Problem details →
The answer is every line of the records that holds the word "past", copied in full.
(Beginning of Records shown)
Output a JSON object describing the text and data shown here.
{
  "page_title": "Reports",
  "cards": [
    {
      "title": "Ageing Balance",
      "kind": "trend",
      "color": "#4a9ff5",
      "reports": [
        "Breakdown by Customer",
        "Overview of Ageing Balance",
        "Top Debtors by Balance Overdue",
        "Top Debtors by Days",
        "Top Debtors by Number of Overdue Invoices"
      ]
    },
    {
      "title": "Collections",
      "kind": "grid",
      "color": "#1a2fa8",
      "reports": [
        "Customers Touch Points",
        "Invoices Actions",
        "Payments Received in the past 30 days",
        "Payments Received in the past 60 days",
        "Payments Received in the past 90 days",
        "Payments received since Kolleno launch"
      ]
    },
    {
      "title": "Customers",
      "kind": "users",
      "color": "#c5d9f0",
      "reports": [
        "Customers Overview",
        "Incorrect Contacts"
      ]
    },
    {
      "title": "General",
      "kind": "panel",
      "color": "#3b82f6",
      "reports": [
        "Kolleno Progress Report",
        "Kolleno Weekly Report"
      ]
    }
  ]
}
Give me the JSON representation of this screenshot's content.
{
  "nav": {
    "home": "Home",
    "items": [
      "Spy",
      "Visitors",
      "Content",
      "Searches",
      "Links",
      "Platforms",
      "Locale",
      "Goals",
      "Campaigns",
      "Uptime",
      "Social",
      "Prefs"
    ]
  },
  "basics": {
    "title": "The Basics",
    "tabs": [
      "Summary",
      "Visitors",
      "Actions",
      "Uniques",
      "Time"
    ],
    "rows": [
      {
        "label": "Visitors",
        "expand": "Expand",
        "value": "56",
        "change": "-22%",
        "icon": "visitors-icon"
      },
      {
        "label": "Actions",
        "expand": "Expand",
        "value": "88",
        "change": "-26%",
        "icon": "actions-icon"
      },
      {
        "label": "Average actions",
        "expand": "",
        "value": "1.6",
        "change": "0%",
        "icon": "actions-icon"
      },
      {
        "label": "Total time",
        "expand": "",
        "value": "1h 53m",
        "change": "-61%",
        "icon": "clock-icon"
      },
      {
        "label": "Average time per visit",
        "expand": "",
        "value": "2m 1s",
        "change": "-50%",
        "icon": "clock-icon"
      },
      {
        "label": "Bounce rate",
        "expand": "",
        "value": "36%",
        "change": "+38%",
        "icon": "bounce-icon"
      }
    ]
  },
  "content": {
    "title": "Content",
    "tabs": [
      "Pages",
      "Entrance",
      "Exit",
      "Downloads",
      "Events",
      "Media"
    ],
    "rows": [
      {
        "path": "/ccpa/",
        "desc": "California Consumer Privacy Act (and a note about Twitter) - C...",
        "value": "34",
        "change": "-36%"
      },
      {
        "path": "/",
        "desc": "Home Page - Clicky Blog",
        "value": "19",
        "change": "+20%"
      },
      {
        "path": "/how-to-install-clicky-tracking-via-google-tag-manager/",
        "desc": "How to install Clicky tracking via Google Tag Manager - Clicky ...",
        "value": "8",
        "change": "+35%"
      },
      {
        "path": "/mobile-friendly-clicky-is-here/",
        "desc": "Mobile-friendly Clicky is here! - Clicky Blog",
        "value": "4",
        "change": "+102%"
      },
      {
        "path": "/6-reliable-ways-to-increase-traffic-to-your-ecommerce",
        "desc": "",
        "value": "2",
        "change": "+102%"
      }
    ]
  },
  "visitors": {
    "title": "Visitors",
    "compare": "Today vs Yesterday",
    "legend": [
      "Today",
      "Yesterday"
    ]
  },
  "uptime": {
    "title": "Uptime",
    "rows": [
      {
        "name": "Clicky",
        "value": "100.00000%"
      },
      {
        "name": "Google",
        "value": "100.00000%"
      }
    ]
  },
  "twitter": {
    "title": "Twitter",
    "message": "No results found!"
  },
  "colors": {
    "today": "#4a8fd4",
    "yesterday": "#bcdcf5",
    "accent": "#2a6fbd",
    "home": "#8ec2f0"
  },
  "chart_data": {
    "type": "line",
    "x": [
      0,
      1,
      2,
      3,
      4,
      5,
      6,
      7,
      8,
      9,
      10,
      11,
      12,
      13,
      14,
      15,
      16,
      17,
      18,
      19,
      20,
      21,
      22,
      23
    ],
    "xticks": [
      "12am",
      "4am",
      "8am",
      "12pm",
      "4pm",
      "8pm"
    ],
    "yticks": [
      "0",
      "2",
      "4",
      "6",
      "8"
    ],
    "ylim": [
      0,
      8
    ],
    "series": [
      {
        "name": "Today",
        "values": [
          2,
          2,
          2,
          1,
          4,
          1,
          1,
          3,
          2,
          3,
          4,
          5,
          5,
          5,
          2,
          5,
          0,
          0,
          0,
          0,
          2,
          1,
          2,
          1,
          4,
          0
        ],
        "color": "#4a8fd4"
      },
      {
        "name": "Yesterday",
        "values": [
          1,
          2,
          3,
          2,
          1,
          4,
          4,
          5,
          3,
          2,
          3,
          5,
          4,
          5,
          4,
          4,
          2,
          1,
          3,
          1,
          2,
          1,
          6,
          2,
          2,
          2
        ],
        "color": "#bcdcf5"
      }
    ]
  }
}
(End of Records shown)
Solution for this exercise →
        "Payments Received in the past 30 days",
        "Payments Received in the past 60 days",
        "Payments Received in the past 90 days",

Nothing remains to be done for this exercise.